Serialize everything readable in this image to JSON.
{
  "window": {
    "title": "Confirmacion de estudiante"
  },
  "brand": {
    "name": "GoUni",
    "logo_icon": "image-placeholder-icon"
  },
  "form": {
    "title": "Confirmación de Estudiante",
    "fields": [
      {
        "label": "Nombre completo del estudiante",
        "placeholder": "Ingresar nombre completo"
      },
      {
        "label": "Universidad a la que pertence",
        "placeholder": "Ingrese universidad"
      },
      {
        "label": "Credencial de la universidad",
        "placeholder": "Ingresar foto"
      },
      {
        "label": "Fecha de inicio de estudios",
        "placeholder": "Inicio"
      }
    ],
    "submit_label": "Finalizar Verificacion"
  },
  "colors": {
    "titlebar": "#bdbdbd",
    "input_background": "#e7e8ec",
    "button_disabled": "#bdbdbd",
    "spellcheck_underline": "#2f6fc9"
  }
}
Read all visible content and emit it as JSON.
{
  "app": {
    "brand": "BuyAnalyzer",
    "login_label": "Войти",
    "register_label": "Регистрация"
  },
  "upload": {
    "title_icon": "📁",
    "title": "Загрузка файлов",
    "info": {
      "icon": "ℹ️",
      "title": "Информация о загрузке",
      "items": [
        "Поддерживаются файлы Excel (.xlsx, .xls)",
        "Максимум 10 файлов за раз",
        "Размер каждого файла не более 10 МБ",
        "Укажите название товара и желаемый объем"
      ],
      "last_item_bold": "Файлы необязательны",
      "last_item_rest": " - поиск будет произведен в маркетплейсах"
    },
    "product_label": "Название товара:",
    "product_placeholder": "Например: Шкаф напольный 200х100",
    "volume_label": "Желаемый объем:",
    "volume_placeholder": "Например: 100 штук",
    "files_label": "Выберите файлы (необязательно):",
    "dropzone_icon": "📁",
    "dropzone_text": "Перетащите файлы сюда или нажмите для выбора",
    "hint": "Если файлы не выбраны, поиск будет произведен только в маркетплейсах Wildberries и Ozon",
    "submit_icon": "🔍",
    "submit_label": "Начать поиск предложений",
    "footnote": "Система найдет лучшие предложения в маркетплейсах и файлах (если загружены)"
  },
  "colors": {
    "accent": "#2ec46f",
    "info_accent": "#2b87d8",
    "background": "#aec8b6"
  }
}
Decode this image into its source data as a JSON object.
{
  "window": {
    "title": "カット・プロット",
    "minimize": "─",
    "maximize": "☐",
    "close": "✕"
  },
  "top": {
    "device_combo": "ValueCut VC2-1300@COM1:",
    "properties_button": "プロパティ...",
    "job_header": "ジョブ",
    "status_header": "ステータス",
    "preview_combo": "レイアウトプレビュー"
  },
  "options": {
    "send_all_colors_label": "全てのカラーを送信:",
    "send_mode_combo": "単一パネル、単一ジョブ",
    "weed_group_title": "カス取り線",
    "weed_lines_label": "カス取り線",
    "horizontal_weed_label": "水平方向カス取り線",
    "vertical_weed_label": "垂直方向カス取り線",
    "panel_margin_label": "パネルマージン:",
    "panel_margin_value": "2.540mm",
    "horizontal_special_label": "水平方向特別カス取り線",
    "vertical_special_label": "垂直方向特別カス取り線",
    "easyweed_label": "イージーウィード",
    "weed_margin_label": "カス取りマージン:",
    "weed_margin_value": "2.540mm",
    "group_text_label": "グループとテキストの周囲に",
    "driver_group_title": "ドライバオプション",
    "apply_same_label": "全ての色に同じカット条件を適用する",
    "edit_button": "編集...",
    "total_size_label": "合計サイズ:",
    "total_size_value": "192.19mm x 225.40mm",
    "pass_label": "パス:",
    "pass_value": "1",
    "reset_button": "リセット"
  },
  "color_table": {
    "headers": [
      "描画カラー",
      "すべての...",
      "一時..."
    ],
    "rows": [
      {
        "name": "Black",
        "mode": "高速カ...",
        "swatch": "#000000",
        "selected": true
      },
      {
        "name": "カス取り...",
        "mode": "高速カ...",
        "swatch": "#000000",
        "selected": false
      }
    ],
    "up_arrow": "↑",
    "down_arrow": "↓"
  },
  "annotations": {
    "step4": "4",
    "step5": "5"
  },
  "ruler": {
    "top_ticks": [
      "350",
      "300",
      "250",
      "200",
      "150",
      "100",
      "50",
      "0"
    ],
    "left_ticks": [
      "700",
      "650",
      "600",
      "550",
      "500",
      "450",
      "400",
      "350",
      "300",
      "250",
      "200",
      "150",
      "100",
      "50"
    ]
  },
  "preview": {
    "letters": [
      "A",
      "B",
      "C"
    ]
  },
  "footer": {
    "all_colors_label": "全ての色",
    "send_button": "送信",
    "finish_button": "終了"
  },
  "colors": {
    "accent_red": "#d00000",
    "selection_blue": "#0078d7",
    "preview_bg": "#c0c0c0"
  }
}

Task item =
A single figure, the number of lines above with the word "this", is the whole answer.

Reply to the exercise =
2